=== Given records ===

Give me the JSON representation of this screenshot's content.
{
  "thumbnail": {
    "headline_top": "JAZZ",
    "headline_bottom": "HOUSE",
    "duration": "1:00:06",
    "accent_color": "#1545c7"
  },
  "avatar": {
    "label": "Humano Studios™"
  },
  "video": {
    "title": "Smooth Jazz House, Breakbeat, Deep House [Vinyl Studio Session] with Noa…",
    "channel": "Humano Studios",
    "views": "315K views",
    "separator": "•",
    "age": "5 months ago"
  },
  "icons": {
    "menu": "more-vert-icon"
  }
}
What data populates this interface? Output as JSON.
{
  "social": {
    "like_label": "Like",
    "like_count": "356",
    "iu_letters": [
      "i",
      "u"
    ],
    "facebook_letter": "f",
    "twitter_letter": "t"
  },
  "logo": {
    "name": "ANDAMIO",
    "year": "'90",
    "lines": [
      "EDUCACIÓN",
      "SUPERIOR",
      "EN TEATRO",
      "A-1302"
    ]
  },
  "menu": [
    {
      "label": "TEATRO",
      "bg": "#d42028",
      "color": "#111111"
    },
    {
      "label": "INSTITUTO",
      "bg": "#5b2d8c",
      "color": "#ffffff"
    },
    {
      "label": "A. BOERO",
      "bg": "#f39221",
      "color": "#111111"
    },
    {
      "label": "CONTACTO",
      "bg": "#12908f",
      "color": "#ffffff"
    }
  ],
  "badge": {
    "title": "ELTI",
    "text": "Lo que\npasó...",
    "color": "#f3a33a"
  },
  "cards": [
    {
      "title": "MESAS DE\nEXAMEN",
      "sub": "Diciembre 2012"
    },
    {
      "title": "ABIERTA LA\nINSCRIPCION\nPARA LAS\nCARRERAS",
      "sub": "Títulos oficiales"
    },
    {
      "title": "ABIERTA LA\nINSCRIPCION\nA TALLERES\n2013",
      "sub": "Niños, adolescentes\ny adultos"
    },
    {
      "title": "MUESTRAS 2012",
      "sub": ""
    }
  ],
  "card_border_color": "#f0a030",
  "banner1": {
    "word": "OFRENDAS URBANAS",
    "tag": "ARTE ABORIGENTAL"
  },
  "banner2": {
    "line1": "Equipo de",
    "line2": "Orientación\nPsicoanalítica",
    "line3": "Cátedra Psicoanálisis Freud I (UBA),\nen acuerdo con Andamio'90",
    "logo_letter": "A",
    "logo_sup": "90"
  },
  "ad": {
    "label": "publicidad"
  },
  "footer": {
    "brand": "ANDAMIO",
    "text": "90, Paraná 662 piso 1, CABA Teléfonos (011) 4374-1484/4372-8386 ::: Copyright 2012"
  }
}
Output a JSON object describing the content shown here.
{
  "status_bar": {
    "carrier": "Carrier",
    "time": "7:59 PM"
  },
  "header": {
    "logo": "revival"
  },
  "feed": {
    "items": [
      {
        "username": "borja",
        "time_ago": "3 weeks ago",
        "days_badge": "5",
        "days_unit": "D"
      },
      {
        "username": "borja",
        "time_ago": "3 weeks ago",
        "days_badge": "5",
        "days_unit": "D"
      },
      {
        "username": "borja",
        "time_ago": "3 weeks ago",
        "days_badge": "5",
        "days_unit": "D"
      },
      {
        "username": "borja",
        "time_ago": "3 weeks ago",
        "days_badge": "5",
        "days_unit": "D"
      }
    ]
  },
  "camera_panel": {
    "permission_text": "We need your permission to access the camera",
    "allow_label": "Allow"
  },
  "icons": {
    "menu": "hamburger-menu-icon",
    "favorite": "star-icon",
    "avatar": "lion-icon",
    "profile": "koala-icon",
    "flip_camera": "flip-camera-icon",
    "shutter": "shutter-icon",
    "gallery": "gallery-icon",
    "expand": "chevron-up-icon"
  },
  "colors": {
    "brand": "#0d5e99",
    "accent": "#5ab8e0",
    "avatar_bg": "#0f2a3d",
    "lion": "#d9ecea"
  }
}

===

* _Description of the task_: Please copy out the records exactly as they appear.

* _Exercise solution_:
Give me the JSON representation of this screenshot's content.
{
  "thumbnail": {
    "headline_top": "JAZZ",
    "headline_bottom": "HOUSE",
    "duration": "1:00:06",
    "accent_color": "#1545c7"
  },
  "avatar": {
    "label": "Humano Studios™"
  },
  "video": {
    "title": "Smooth Jazz House, Breakbeat, Deep House [Vinyl Studio Session] with Noa…",
    "channel": "Humano Studios",
    "views": "315K views",
    "separator": "•",
    "age": "5 months ago"
  },
  "icons": {
    "menu": "more-vert-icon"
  }
}
What data populates this interface? Output as JSON.
{
  "social": {
    "like_label": "Like",
    "like_count": "356",
    "iu_letters": [
      "i",
      "u"
    ],
    "facebook_letter": "f",
    "twitter_letter": "t"
  },
  "logo": {
    "name": "ANDAMIO",
    "year": "'90",
    "lines": [
      "EDUCACIÓN",
      "SUPERIOR",
      "EN TEATRO",
      "A-1302"
    ]
  },
  "menu": [
    {
      "label": "TEATRO",
      "bg": "#d42028",
      "color": "#111111"
    },
    {
      "label": "INSTITUTO",
      "bg": "#5b2d8c",
      "color": "#ffffff"
    },
    {
      "label": "A. BOERO",
      "bg": "#f39221",
      "color": "#111111"
    },
    {
      "label": "CONTACTO",
      "bg": "#12908f",
      "color": "#ffffff"
    }
  ],
  "badge": {
    "title": "ELTI",
    "text": "Lo que\npasó...",
    "color": "#f3a33a"
  },
  "cards": [
    {
      "title": "MESAS DE\nEXAMEN",
      "sub": "Diciembre 2012"
    },
    {
      "title": "ABIERTA LA\nINSCRIPCION\nPARA LAS\nCARRERAS",
      "sub": "Títulos oficiales"
    },
    {
      "title": "ABIERTA LA\nINSCRIPCION\nA TALLERES\n2013",
      "sub": "Niños, adolescentes\ny adultos"
    },
    {
      "title": "MUESTRAS 2012",
      "sub": ""
    }
  ],
  "card_border_color": "#f0a030",
  "banner1": {
    "word": "OFRENDAS URBANAS",
    "tag": "ARTE ABORIGENTAL"
  },
  "banner2": {
    "line1": "Equipo de",
    "line2": "Orientación\nPsicoanalítica",
    "line3": "Cátedra Psicoanálisis Freud I (UBA),\nen acuerdo con Andamio'90",
    "logo_letter": "A",
    "logo_sup": "90"
  },
  "ad": {
    "label": "publicidad"
  },
  "footer": {
    "brand": "ANDAMIO",
    "text": "90, Paraná 662 piso 1, CABA Teléfonos (011) 4374-1484/4372-8386 ::: Copyright 2012"
  }
}
Output a JSON object describing the content shown here.
{
  "status_bar": {
    "carrier": "Carrier",
    "time": "7:59 PM"
  },
  "header": {
    "logo": "revival"
  },
  "feed": {
    "items": [
      {
        "username": "borja",
        "time_ago": "3 weeks ago",
        "days_badge": "5",
        "days_unit": "D"
      },
      {
        "username": "borja",
        "time_ago": "3 weeks ago",
        "days_badge": "5",
        "days_unit": "D"
      },
      {
        "username": "borja",
        "time_ago": "3 weeks ago",
        "days_badge": "5",
        "days_unit": "D"
      },
      {
        "username": "borja",
        "time_ago": "3 weeks ago",
        "days_badge": "5",
        "days_unit": "D"
      }
    ]
  },
  "camera_panel": {
    "permission_text": "We need your permission to access the camera",
    "allow_label": "Allow"
  },
  "icons": {
    "menu": "hamburger-menu-icon",
    "favorite": "star-icon",
    "avatar": "lion-icon",
    "profile": "koala-icon",
    "flip_camera": "flip-camera-icon",
    "shutter": "shutter-icon",
    "gallery": "gallery-icon",
    "expand": "chevron-up-icon"
  },
  "colors": {
    "brand": "#0d5e99",
    "accent": "#5ab8e0",
    "avatar_bg": "#0f2a3d",
    "lion": "#d9ecea"
  }
}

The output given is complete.